• What you are asked to do: The expected result is every entry, retyped character for character.

• Available records:
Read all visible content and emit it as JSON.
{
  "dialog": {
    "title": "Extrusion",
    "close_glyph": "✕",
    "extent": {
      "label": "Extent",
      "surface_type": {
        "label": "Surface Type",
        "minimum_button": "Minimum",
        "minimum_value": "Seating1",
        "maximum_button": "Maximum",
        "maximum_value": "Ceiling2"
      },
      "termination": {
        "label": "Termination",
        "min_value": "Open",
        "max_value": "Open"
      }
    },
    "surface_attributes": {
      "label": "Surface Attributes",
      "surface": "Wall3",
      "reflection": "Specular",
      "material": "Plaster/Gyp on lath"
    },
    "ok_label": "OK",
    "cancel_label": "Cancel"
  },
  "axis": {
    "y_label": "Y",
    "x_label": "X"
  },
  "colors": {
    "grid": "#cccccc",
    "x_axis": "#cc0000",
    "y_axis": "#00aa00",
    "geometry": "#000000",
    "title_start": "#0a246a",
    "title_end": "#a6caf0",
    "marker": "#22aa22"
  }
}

• Your solution:
Read all visible content and emit it as JSON.
{
  "dialog": {
    "title": "Extrusion",
    "close_glyph": "✕",
    "extent": {
      "label": "Extent",
      "surface_type": {
        "label": "Surface Type",
        "minimum_button": "Minimum",
        "minimum_value": "Seating1",
        "maximum_button": "Maximum",
        "maximum_value": "Ceiling2"
      },
      "termination": {
        "label": "Termination",
        "min_value": "Open",
        "max_value": "Open"
      }
    },
    "surface_attributes": {
      "label": "Surface Attributes",
      "surface": "Wall3",
      "reflection": "Specular",
      "material": "Plaster/Gyp on lath"
    },
    "ok_label": "OK",
    "cancel_label": "Cancel"
  },
  "axis": {
    "y_label": "Y",
    "x_label": "X"
  },
  "colors": {
    "grid": "#cccccc",
    "x_axis": "#cc0000",
    "y_axis": "#00aa00",
    "geometry": "#000000",
    "title_start": "#0a246a",
    "title_end": "#a6caf0",
    "marker": "#22aa22"
  }
}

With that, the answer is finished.